_WHAT THE EXERCISE ASKS_: Wherever the string "true" occurs in a line of these records, report that line.
───── DATA TO PROCESS ─────
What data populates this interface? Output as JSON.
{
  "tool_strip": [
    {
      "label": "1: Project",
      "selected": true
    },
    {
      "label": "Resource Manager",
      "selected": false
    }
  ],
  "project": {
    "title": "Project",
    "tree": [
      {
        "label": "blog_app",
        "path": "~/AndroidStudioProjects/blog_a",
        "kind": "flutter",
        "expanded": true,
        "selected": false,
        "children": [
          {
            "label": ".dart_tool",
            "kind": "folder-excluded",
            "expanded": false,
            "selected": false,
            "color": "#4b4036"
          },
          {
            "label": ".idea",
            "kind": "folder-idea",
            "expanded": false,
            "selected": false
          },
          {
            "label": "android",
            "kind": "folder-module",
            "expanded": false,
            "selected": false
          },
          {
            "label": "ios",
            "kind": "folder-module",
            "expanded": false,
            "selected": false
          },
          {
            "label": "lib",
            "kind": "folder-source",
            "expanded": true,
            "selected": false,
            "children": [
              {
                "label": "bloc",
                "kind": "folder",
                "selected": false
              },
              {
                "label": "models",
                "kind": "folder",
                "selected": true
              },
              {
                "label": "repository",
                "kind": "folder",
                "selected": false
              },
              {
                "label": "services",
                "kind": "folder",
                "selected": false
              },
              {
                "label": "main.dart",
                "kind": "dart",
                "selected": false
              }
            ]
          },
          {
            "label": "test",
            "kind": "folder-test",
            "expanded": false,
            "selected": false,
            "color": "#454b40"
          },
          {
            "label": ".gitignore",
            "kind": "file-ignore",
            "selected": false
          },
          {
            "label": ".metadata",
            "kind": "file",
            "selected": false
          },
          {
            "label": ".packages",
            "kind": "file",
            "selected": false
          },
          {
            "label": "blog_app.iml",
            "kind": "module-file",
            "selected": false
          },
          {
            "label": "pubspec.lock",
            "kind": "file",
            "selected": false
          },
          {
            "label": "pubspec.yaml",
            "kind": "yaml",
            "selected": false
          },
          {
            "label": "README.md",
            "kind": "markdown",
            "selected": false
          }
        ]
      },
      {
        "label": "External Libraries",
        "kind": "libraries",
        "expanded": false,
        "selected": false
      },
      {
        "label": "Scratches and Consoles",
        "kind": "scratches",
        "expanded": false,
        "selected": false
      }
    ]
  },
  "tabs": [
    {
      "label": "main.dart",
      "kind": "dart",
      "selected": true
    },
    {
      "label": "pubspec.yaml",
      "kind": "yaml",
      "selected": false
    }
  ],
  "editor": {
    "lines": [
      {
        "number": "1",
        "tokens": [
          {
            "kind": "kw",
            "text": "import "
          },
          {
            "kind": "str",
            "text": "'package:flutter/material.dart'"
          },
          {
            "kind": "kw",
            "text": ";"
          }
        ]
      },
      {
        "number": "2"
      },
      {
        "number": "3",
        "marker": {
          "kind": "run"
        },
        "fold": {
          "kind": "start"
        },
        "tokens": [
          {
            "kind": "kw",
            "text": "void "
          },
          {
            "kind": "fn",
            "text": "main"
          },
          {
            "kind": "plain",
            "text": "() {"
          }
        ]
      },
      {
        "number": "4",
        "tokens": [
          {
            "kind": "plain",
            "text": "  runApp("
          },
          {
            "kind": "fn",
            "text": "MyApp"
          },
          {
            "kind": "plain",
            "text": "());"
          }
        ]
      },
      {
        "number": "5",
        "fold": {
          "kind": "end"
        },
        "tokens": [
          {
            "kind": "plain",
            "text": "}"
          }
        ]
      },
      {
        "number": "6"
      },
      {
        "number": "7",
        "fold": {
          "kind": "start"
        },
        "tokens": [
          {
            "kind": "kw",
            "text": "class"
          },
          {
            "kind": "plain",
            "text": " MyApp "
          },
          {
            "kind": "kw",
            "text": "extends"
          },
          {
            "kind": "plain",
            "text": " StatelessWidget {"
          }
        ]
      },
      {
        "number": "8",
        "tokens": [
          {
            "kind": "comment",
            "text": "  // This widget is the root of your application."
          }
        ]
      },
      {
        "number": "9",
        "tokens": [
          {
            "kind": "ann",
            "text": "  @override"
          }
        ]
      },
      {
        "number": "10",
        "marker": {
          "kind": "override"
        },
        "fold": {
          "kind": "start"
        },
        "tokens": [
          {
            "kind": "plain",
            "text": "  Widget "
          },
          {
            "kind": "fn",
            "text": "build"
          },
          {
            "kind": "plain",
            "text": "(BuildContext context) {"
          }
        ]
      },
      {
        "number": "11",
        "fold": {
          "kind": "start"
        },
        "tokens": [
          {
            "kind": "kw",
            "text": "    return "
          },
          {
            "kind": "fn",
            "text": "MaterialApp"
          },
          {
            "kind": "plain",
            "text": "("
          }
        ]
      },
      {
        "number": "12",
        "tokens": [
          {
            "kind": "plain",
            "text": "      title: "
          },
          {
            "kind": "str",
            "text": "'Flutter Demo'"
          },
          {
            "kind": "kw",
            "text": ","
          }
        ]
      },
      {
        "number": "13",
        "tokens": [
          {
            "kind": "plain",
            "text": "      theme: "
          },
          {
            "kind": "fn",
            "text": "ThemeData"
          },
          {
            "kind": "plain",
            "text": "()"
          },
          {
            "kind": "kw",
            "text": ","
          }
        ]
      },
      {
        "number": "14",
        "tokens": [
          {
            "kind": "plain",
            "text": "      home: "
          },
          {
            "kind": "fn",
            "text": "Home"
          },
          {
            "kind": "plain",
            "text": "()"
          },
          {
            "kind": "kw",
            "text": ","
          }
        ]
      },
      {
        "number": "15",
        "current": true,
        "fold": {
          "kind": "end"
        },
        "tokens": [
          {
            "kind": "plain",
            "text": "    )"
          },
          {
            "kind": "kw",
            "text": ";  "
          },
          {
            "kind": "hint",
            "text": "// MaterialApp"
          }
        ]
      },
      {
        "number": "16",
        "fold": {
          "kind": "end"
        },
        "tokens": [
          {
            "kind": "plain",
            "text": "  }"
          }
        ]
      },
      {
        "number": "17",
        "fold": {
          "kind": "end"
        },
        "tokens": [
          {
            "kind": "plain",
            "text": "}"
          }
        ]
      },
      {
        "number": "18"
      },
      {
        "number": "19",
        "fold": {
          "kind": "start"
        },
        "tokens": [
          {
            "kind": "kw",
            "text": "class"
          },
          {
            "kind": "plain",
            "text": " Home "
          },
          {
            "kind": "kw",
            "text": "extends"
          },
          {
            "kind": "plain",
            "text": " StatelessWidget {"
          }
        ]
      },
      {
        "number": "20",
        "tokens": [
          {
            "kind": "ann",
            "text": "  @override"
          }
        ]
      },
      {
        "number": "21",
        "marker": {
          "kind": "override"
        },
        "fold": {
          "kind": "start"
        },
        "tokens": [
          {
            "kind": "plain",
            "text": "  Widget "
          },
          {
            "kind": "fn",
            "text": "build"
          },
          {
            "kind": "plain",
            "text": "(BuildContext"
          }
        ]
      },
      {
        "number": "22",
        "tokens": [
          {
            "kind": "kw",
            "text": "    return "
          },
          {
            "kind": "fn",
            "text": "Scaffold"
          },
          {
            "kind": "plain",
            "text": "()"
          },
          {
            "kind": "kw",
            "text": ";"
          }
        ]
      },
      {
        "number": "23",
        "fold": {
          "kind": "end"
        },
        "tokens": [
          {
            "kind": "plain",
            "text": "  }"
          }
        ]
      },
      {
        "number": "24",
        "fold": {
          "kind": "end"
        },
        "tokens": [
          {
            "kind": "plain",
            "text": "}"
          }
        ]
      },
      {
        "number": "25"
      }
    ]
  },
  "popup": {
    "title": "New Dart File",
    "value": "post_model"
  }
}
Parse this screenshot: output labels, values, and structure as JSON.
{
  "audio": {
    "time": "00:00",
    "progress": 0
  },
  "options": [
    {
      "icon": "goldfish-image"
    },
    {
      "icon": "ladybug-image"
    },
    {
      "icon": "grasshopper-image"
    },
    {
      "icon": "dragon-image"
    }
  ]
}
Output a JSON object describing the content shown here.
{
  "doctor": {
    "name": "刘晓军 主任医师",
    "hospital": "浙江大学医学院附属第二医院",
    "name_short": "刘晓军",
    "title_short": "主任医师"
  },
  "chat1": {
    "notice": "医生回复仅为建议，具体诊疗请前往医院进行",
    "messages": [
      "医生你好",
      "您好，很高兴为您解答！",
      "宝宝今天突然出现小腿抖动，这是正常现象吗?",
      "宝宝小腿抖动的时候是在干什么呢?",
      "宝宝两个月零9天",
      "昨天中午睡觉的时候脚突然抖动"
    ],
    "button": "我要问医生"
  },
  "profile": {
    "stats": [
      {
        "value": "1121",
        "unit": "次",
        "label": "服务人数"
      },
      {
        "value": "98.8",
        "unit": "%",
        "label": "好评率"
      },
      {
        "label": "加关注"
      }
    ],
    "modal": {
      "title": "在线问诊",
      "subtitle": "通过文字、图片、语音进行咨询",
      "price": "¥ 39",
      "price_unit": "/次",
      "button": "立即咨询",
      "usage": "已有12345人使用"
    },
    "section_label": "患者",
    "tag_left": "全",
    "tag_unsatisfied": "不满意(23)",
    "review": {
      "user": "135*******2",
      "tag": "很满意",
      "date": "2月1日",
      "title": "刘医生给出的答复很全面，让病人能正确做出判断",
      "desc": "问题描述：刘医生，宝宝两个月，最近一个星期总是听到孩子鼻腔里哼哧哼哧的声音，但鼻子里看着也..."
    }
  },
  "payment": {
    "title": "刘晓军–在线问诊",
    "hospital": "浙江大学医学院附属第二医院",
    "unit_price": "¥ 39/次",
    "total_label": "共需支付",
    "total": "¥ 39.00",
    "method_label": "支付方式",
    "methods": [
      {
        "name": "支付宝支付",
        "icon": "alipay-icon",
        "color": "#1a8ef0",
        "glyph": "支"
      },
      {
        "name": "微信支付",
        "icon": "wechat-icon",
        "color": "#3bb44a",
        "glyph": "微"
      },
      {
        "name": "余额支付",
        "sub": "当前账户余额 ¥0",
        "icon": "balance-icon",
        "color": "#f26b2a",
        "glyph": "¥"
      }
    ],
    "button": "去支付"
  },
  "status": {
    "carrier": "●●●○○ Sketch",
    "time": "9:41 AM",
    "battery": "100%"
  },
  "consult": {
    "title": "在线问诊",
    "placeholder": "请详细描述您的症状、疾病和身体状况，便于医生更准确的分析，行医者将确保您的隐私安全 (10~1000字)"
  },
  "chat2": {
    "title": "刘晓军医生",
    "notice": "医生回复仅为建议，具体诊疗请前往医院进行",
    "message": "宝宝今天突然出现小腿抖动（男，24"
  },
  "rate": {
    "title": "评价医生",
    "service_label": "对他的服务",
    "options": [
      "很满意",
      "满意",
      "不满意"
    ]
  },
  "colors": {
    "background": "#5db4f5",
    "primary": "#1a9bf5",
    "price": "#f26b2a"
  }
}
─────
_ANSWER TO THIS EXERCISE_:
      "selected": true
        "expanded": true,
            "expanded": true,
                "selected": true
      "selected": true
        "current": true,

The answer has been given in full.